How often we wax euphoric over the "simple, gentle country of our childhood."
Let's discuss that simple, gentle time a bit. On numerous occasions I have posted nostalgic pieces about my own childhood. They are often filled with the joys of kidhood, the games, the friends, the loving care of the parents, experiences that may be had only by the young. And the key is that we were children not yet saddled with the burdens and responsibilities of making a livelihood for ourselves or a family; not yet aware of the onus of political self-determination; and fully too young to be directly involved in the martial conflicts that eternally rage somewhere in this world.
The simple, gentle country of my own time was a place where I had the freedom to roam our town so long as I was home by suppertime. It was a time in which I did not have to concern myself with the intense struggle and long hours of hard work and worry that accompanied the parents' efforts to keep the family fed and clothed on an erratic and unstable income much too small to gain more than the rudimentary survival necessities. And yet my memories are of an abundant table laden with good things that Dad acquired and Mother prepared for our consumption. It was only as an adult that I came to understand the intensity of that struggle.

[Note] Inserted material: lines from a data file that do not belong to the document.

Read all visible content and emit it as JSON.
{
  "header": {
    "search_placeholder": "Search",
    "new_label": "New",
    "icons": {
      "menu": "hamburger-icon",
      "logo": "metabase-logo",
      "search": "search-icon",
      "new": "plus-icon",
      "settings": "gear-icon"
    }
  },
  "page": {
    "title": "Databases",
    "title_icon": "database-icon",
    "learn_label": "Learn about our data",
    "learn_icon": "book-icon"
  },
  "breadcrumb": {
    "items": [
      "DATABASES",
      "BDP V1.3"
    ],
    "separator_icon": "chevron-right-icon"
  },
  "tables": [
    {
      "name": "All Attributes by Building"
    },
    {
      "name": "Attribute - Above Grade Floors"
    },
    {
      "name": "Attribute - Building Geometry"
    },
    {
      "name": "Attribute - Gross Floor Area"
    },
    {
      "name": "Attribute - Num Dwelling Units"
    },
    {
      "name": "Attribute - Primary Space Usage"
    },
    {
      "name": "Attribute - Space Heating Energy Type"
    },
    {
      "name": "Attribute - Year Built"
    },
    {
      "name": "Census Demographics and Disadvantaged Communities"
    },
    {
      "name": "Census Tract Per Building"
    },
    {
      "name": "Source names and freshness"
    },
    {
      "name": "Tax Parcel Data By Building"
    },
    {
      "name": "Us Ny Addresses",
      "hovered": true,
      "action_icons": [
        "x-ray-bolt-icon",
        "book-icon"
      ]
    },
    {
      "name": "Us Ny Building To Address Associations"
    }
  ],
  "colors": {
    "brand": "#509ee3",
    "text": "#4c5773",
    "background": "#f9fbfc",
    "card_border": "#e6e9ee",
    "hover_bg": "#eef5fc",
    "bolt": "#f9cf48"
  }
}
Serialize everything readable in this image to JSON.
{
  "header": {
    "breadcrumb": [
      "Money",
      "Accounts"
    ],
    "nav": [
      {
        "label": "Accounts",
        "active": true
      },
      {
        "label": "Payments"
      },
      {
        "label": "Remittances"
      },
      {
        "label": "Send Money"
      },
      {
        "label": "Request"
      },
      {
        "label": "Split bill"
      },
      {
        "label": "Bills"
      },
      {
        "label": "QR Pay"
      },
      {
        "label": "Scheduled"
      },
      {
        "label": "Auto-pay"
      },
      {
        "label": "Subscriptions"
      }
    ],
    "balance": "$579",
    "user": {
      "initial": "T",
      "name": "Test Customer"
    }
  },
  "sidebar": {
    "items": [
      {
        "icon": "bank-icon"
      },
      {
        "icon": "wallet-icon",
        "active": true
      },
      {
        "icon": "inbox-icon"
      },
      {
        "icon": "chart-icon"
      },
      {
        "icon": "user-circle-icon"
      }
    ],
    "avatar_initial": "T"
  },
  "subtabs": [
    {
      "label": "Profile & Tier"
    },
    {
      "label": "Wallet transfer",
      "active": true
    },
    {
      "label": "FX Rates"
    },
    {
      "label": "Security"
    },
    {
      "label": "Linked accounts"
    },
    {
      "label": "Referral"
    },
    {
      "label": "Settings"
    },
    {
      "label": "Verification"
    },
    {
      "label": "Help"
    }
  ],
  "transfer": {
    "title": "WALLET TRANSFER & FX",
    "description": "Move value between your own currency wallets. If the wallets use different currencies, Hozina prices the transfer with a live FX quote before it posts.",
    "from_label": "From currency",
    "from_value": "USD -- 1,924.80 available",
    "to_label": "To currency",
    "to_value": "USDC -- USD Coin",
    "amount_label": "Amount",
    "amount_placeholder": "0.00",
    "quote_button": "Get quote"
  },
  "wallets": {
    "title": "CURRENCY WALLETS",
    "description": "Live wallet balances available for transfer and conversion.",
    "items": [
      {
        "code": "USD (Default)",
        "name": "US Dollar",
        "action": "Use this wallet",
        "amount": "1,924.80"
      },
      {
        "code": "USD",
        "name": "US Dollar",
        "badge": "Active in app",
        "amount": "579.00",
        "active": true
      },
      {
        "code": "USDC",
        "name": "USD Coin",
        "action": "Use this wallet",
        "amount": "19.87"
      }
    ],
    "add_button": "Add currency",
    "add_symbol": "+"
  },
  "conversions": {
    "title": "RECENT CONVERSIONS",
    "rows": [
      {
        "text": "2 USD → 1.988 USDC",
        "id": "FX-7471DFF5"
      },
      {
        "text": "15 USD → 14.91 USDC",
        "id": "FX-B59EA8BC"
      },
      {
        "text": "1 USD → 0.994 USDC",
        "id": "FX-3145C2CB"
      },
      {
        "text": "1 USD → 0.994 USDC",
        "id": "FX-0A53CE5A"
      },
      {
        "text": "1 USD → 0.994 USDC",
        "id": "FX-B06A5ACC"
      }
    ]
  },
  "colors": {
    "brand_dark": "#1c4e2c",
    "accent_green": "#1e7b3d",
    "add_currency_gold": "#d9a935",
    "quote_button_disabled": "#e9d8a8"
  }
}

In that simple, gentle time when a child suffered illness, as I often did, the burden of doctor bills was borne by extra work, more stinting of their own needs by the parents. The doctor's advice to the parents to have pictures of the child made because he may not be long for this world was of no comfort to the parents and did nothing to alleviate the suffering of the child. The still-extant pictures that resulted, though, are a treasure even after nearly eight more decades added to the child's life.
In that simple, gentle time it was a given that your financial problems were your responsibility.
Since the War to End All Wars which occurred in the generation immediately prior to my own had failed spectacularly to end mankind's proclivity to belligerence, during my own time as a child there raged a second world-consuming conflict now known as WW II. I did have acquaintances and relatives a mere seven or eight years older than I who were off fighting in that conflict. Yet I could still play marbles, stomp in the mud puddles and generally create personal memories of a childhood, one in which the subject but barely understood the concern and worry and sacrifices his elders were making to provide him with the potential for a life of his own.
Next time you hear someone longing for the "good old days," smack him upside the head.
May the world treat you and your offspring in a kindly and gentle manner.